Cookies help us deliver our Services. By using our Services, you agree to our use of cookies. Learn More.

Invisible Man: Haunting Of Hill House Star Oliver Jackson-Cohen Cast In Title Role

Finally, we get a look at The Invisible Man.

Oliver-Jackson Cohen, who starred in the hit Netflix series The Haunting of Hill House, has been cast in the title role of Blumhouse Productions and writer/director Leigh Whannell's remake of the classic Universal monster tale. (via Deadline)

The hiring of Cohen completes The Invisible Man's main cast, and frankly, we were beginning to wonder if the movie's antagonist was actually going to stay invisible (and silent) for its entire run time. But Cohen has proven himself to be comfortable not only with creepy material, but with classic monster lore: he starred as Jonathan Harker in Dracula, the short-lived Sky Living and NBC series that aired between 2013 and 2014. Blumhouse execs were reportedly blown away by his performance in Hill House, and after his sympathetic turn in that series, it'll be interesting to see what he does with a villainous role.

It took awhile to get The Invisible Man into gear. Back when Universal planned on creating a shared universe from their classic monster properties (the "Dark Universe"), the film was to be a more faithful recreation of the 1933 classic, in which a scientist goes mad after discovering the formula for invisibility and embarks on a reign of terror, bent on taking over the world. That version would have starred Johnny Depp, would have cost a gazillion dollars to produce, and likely would have flopped just as hard as 2017's The Mummy, the Tom Cruise starrer which was supposed to kick off the whole shebang.

That film's flagrant tanking at the box office forced the studio to change its plans, and earlier this year, they made the (excellent) decision to partner with Blumhouse, which has a distinct knack for turning out profitable, crowd-pleasing fright flicks on the cheap. In a conversation with Collider in February, that studio's boss Jason Blum talked about his approach to revamping Universal's strategy for the property, which became a lot easier when he heard Whannell's pitch.

"[The pitch was] like the Blumhouse version of The Invisible Man, it's a lower-budget movie," Blum said. "It's not dependent on special effects, CGI, stunts. It's super character-driven, it's really compelling, it's trilling, it's edgy, it feels new. Those were all things that felt like they fit with what our company does. And it happened to be an Invisible Man story, so it checked both boxes. And we responded to it because I think Leigh is just an A+ director."

Whannell is, in fact, pretty darn good. The writer/director made his name by penning the first three Saw films (not to mention the short upon which the first movie was based) and all four entries in the Insidious series.
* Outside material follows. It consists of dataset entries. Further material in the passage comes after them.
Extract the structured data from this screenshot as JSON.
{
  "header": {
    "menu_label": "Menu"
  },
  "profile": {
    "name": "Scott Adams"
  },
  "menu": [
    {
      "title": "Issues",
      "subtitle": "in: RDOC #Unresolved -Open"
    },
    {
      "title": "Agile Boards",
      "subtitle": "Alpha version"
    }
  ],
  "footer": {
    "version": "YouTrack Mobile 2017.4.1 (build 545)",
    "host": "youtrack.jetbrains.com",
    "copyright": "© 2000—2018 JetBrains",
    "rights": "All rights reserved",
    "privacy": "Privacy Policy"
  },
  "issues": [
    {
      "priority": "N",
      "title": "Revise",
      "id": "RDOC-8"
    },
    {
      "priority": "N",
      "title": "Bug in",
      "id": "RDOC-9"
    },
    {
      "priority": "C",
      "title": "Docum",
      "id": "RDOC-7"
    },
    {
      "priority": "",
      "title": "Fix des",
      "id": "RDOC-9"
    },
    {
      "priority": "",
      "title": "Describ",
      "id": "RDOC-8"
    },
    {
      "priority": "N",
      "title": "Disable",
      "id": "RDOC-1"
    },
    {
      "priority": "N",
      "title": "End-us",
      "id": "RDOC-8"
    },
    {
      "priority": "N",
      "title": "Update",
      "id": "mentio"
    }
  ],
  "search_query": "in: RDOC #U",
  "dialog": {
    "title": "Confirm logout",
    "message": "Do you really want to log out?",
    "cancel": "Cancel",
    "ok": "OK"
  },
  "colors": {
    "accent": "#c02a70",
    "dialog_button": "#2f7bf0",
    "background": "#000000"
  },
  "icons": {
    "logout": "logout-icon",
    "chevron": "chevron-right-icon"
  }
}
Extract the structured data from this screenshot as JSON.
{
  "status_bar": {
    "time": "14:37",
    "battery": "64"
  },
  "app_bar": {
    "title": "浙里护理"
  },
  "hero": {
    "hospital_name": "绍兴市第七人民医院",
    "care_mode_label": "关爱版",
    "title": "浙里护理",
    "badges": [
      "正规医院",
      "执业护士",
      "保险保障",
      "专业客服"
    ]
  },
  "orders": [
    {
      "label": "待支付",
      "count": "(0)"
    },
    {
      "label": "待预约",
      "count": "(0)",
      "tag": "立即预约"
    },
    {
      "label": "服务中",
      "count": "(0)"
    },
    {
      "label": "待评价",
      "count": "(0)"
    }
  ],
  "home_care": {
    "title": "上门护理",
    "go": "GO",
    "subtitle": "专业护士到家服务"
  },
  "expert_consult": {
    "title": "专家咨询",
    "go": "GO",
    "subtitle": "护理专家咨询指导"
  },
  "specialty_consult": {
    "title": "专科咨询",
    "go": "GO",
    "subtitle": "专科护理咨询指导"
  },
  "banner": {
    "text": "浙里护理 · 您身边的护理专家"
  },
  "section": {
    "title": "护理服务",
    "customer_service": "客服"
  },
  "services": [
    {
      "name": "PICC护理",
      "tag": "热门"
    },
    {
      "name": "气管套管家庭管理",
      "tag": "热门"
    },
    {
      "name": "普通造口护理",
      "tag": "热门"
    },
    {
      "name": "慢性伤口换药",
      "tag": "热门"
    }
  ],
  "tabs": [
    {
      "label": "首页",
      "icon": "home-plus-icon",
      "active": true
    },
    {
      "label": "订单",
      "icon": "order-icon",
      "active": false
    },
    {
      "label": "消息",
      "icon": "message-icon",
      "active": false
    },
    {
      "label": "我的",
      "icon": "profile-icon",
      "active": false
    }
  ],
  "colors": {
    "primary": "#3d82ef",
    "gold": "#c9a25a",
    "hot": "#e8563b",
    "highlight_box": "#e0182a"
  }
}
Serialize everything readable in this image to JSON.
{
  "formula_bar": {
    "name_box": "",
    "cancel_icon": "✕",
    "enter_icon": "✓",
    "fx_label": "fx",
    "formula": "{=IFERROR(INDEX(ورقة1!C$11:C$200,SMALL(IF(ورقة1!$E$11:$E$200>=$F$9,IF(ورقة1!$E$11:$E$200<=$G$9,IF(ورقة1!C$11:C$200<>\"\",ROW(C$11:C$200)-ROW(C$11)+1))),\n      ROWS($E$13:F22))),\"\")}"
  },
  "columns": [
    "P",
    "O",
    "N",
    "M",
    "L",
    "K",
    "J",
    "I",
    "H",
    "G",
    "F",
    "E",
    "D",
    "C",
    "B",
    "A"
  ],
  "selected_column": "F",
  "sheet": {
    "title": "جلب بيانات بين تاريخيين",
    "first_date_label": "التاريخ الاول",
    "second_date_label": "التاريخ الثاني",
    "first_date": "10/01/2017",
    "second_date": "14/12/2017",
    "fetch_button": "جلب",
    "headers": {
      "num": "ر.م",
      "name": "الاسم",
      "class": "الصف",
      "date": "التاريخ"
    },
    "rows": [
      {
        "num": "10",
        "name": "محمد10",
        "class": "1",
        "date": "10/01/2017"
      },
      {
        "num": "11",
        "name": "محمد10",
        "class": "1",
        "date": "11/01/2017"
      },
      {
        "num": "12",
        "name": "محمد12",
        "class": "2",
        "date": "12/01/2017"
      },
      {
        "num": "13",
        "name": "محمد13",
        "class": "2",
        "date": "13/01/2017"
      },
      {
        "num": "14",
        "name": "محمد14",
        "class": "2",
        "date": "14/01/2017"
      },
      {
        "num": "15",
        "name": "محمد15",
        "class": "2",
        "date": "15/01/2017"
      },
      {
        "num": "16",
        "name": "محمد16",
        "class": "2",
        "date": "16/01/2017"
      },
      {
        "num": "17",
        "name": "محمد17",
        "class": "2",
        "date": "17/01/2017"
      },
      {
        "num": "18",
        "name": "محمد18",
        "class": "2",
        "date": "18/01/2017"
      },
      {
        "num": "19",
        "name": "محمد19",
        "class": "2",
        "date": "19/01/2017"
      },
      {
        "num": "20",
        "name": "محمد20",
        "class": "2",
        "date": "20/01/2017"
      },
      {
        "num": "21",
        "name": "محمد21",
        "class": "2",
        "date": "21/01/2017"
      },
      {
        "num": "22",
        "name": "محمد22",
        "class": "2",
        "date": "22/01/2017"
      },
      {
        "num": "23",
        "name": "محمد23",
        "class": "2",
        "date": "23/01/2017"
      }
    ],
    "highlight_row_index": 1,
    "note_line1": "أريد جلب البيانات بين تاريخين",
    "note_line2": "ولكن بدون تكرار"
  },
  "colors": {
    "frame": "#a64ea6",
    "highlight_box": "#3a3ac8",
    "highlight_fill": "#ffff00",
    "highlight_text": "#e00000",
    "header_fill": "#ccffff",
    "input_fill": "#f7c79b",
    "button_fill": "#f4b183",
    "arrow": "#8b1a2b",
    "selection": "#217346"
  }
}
He cut his directorial teeth with 2015's Insidious Chapter 3, and while that flick received mixed reviews, his next effort — last year's sci-fi/thriller Upgrade, which he also wrote — showed drastic improvement.

For The Invisible Man, Whannell will once again be working from his own script, and he's put together a truly killer cast. In addition to Cohen, the flick will star Elisabeth Moss (The Handmaid's Tale, Us), Storm Reid (A Wrinkle in Time), Aldis Hodge (Straight Outta Compton), Harriet Dyer (No Activity), and Zara Michales (Home and Away). The official synopsis: "The film follows Cecilia (Moss), who receives the news of her abusive ex-boyfriend's suicide. She begins to rebuild her life for the better. However, her sense of reality is put into question when she begins to suspect her deceased lover is not actually dead."

If The Invisible Man is a success, it'll be intriguing to see whether Universal continues to partner with Blumhouse to develop its other classic properties. Other projects at various stages of development at the time of the Dark Universe's demise included Bride of Frankenstein, which was to be written by Beauty and the Beast's David Condon and star Javier Bardem; The Wolfman, to which screenwriter Aaron Guzikowski (The Red Road) had been attached; Van Helsing, which was being scripted by Dan Mazeau (Wrath of the Titans) and for which Universal was said to be pursuing Channing Tatum to star; and The Phantom of the Opera, which never got beyond very early development.

At any rate, The Invisible Man is coming nicely into focus, and Cohen will make a great addition to an already stacked cast. We're anxious to see what Whannell and company have in store for us, and we don't have too long to wait: the flick hits the big screen on Friday, March 13, 2020.